of a material, including the standard algorithms in the CRYSTAL code, scale as
the third power of the system size, i.e. . In CRYSTAL, for large
systems, the bottle neck is the explicit diagonalisation of the Hamiltonian
(Fock or Kohn-Sham) matrix, an operation. For codes that do
not diagonalise the Hamiltonian, the cubic scaling occurs because states
need to be found which are size and also must be orthogonal to the
other states. This unfavourable scaling limits traditional DFT computations
to systems with a maximum size of a few thousand of atoms.
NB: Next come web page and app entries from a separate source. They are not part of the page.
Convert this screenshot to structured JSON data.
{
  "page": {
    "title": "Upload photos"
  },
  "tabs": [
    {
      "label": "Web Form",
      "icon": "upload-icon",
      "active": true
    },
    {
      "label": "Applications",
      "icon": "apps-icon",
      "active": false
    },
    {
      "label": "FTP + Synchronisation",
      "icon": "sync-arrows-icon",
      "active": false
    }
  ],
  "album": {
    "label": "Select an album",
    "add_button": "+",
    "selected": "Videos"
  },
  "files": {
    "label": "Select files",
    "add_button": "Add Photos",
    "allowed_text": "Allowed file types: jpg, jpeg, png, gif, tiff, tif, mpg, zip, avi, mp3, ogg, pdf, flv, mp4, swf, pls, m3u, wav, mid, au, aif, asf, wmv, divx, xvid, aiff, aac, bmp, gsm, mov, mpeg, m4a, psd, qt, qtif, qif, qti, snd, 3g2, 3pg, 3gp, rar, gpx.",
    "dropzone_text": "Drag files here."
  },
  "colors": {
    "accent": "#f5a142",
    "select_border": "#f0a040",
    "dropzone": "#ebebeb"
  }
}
Computations for
systems larger than a few hundred atoms are uncommon.
To enable the study of large systems, the scaling must be reduced.
Fortunately, the interaction between electrons in a many electron system is
almost always short ranged as the density matrix decays exponentially with
distance [7]. There have been several strategies developed
to exploit this near-sightedness'' of electrons in a variety of codes including
ONETEP [8], CONQUEST [9] and SIESTA
[10]. The divide and conquer algorithm chosen for this project
is described later in Section 2.

Daniel R. Jones 2011-12-06